Below are records; how many of their lines hold the string "title"? Reply with nothing but the number.

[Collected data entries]
_____

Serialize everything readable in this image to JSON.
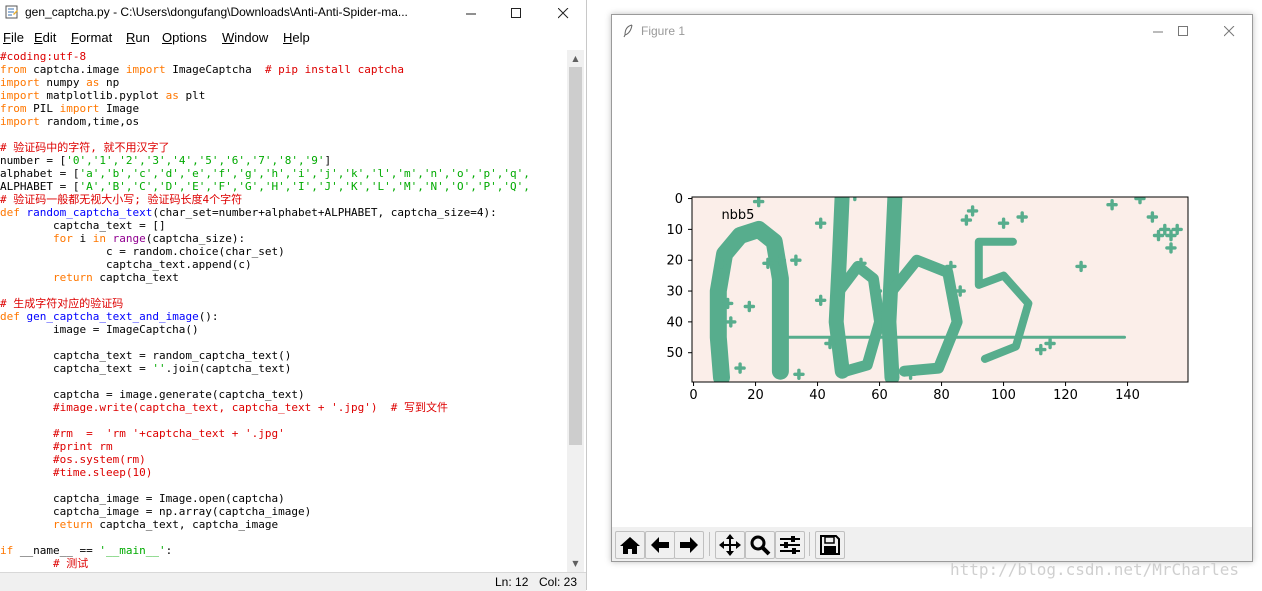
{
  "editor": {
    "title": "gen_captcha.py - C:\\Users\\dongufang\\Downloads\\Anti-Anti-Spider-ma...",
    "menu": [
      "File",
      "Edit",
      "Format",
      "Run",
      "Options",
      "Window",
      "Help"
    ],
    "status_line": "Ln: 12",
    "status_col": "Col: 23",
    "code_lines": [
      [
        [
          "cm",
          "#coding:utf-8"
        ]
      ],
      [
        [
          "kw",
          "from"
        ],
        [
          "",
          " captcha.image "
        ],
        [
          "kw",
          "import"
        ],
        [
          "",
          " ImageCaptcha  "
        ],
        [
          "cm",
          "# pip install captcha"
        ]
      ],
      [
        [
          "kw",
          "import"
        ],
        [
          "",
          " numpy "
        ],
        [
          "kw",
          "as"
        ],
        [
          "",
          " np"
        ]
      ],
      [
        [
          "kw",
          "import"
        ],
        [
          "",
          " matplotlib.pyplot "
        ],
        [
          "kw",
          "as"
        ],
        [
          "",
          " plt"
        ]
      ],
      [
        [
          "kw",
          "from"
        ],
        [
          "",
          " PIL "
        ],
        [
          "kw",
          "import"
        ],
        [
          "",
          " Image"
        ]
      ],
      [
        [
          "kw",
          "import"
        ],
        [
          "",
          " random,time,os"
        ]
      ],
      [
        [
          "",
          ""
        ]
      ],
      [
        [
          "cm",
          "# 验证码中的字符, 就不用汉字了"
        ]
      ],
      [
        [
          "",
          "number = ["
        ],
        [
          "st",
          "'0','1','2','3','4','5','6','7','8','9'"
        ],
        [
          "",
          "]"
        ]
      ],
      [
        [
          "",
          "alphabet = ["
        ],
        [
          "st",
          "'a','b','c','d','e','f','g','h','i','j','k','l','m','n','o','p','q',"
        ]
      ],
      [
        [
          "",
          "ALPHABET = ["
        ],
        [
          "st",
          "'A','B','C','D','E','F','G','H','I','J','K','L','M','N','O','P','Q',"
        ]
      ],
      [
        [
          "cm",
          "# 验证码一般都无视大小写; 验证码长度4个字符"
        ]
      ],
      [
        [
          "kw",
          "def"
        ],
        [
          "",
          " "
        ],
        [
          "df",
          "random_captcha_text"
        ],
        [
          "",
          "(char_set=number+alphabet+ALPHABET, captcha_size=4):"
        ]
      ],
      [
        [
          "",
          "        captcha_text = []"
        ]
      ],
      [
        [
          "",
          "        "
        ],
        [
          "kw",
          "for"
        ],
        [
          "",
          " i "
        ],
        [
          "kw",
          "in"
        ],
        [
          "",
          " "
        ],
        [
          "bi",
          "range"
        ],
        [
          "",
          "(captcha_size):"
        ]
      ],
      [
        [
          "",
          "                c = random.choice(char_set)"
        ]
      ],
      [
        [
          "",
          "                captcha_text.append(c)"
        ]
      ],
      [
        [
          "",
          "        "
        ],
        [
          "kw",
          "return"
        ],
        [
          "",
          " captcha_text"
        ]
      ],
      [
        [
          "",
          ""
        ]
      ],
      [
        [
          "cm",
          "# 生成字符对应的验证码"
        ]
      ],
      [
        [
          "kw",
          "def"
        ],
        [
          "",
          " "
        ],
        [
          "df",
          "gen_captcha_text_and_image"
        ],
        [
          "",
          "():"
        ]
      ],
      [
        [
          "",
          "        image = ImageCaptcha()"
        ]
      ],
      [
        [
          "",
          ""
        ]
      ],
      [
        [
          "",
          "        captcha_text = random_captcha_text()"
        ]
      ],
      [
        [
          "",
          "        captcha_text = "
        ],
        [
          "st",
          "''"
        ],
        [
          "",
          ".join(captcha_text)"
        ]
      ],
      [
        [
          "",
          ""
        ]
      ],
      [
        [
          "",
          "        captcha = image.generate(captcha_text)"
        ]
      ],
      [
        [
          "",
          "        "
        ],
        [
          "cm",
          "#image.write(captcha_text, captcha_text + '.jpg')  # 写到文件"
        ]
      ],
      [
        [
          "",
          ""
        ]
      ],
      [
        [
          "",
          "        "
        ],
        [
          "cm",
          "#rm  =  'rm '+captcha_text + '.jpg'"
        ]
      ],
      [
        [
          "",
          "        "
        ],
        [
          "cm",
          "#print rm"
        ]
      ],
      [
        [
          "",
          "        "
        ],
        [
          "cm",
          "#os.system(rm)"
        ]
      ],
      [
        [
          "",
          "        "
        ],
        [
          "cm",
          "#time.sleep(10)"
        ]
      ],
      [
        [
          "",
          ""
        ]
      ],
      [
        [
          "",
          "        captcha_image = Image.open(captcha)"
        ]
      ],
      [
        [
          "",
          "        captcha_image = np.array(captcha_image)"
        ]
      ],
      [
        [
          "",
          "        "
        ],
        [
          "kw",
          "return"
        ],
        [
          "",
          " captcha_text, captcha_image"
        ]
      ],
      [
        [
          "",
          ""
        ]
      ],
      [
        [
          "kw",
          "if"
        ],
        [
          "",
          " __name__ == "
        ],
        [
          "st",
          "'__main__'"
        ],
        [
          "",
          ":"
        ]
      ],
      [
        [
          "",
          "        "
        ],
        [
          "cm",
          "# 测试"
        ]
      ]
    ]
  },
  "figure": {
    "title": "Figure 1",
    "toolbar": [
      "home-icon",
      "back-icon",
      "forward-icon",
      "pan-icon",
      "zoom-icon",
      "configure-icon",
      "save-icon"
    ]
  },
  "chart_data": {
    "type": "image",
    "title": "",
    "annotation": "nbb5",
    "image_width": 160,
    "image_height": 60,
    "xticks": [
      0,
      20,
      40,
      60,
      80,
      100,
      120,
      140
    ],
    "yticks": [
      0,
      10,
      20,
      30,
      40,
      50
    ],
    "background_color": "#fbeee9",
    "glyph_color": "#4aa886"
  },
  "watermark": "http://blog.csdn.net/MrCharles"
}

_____

## Written answer
3